Information supplied Block Start
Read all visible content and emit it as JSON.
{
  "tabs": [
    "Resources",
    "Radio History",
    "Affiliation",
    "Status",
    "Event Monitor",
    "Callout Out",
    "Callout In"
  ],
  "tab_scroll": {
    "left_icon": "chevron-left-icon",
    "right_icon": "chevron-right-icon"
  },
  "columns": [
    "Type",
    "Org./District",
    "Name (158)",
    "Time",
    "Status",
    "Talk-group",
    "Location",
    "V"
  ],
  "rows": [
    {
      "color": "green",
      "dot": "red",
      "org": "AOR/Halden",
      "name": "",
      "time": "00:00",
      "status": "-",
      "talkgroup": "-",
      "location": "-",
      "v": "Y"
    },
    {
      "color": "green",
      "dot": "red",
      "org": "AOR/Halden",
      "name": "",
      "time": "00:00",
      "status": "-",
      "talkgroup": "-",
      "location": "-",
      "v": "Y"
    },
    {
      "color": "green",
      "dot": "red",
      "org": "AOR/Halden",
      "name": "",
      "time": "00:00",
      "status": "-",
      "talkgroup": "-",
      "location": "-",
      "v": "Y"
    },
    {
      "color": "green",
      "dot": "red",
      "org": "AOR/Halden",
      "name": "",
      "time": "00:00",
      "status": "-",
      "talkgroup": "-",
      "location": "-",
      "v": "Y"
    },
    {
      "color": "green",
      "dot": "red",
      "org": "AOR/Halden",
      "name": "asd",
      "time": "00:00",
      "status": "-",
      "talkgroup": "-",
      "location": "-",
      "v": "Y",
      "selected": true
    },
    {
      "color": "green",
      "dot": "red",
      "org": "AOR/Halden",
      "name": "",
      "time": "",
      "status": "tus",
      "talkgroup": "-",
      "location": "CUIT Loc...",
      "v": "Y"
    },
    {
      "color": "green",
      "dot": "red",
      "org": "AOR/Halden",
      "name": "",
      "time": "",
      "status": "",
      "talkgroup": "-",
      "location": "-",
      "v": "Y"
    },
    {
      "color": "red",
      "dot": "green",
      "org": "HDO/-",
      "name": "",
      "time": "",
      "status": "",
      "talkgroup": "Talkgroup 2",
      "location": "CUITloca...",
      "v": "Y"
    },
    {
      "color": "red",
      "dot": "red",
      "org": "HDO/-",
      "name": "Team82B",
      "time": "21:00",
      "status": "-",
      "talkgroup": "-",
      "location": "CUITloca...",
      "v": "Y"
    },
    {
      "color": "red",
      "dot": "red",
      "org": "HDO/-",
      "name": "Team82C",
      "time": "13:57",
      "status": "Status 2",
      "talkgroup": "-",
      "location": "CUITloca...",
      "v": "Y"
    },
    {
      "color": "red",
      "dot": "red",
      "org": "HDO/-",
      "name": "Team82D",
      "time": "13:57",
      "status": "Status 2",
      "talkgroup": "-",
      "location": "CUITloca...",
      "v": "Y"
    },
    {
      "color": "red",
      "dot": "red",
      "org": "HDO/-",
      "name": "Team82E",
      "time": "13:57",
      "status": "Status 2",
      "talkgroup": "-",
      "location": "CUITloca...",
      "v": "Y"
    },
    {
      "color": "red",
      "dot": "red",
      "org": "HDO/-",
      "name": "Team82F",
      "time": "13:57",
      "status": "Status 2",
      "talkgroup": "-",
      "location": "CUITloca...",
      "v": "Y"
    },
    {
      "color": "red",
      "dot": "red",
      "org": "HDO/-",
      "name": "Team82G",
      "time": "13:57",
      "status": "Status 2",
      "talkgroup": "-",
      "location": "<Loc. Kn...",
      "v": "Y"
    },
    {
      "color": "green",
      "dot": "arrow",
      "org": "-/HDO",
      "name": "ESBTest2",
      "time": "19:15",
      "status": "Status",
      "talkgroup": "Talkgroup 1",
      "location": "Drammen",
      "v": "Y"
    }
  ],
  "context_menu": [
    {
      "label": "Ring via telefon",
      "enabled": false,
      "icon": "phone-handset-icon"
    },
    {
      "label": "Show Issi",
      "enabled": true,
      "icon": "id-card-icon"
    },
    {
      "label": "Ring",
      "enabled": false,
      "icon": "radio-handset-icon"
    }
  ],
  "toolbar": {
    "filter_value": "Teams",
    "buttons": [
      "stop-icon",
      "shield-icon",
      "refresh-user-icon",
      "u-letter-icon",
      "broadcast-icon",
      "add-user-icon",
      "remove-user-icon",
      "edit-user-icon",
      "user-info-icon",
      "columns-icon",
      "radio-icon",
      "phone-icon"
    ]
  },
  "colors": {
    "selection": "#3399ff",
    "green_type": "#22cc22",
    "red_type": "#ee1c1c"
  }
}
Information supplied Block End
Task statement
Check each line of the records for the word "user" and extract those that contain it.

Task response
      "refresh-user-icon",
      "add-user-icon",
      "remove-user-icon",
      "edit-user-icon",
      "user-info-icon",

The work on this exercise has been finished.